I agree that some of this music has cultural value and not only because I am an obsessive music nerd in love with this music. I agree this music should be available. I agree some labels are needed to release this music on vinyl for the first time. But, there is a true overkill. There is a reason some of this music never made it to a larger audience as the die-hard cult following from the 80’s and 90’s. Not all of it is that good. It has cult value for sure, but not all of this music has cultural value.

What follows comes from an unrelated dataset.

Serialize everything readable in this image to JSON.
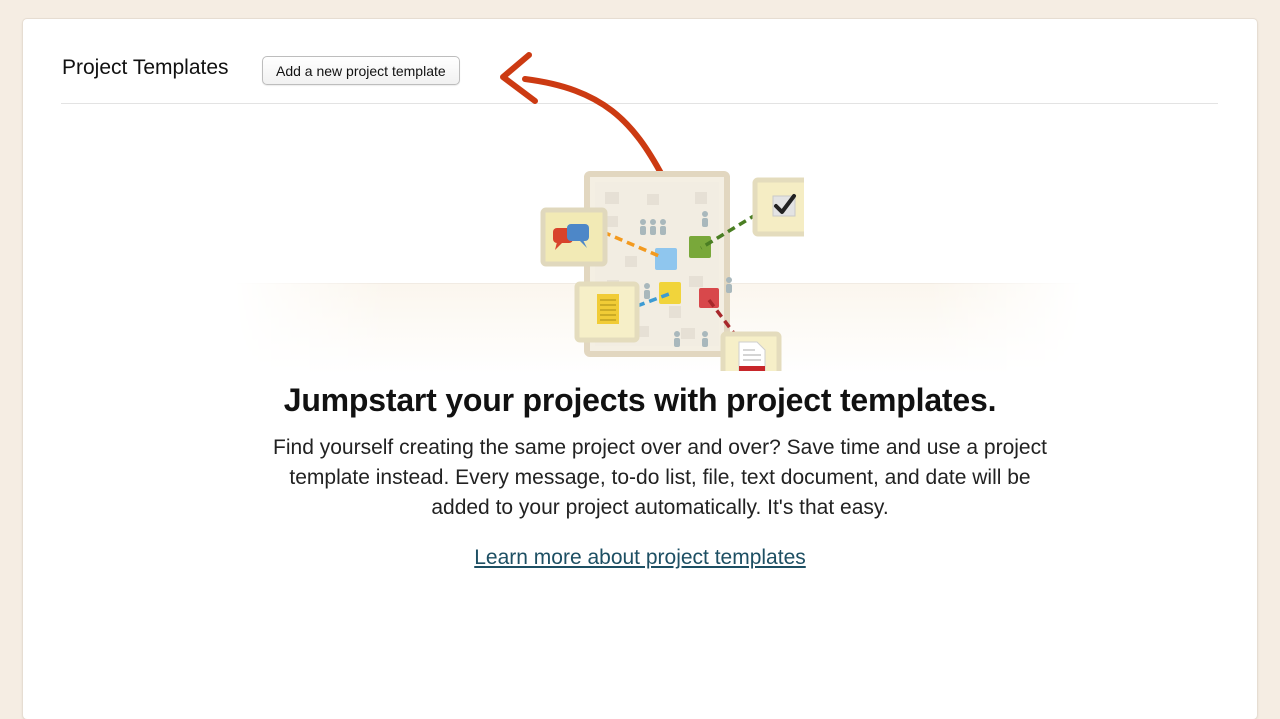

It seems not all labels are gifted with selective capacities or with the true blood of this counterculture music tradition.

So for the curious people who are still not sure whether this is simply disposable pop music are true art with meaning and value worth to be recycled I advice to login at Soulseek and download the original Flexipop cd-r’s, have nights of fun with the music and found out what gems these compilations hold for you. Then you can always get the contemporary vinyl productions with the songs that touch you in the end and do not need to spend hard cash on dozens of compilations of compilations. Also it should be in the true nature of any real music fan to be willing to dive into a style or genre and pick the few things that appeal to you and go on from there… and tracing the original releases in the end…

M.

Out now: R A D K O, Bebe Fang, Monocorpse and The Untitled

Out now are the latest four releases on Enfant Terrible, Vrystaete and Gooiland Elektro.

On Gooiland Elektro Monocorpse and The Untitled have appeared. Monocorpse already with this third 12″ EP and The Untitled with his debut on Gooiland Elektro/Enfant Terrible. Of course The Untitled has released way more before on his own label and other labels… check out his harsh acid/techno music here…

Monocorpse delivers his finest (in my opinion) EP up till now… a strange mix of soundtrack and dance floor minded stuff… like always dark and moody… you can find all the infos and sound previews here… and check out a video for this record below…

R A D K O from Italo deliver their debut 7″ with two tracks which border new wave, cold wave, shoegaze and even indie music in some ways… there is a video below and all infos are to be found here…

On Vrystaete comes the Bebe Fang LP… a personal favourite of mine… a haunting mix of lo-fi, ambient, folklore, ritual and psychedelic music… something I would like to invite you to explore yourself… get a taste of it here…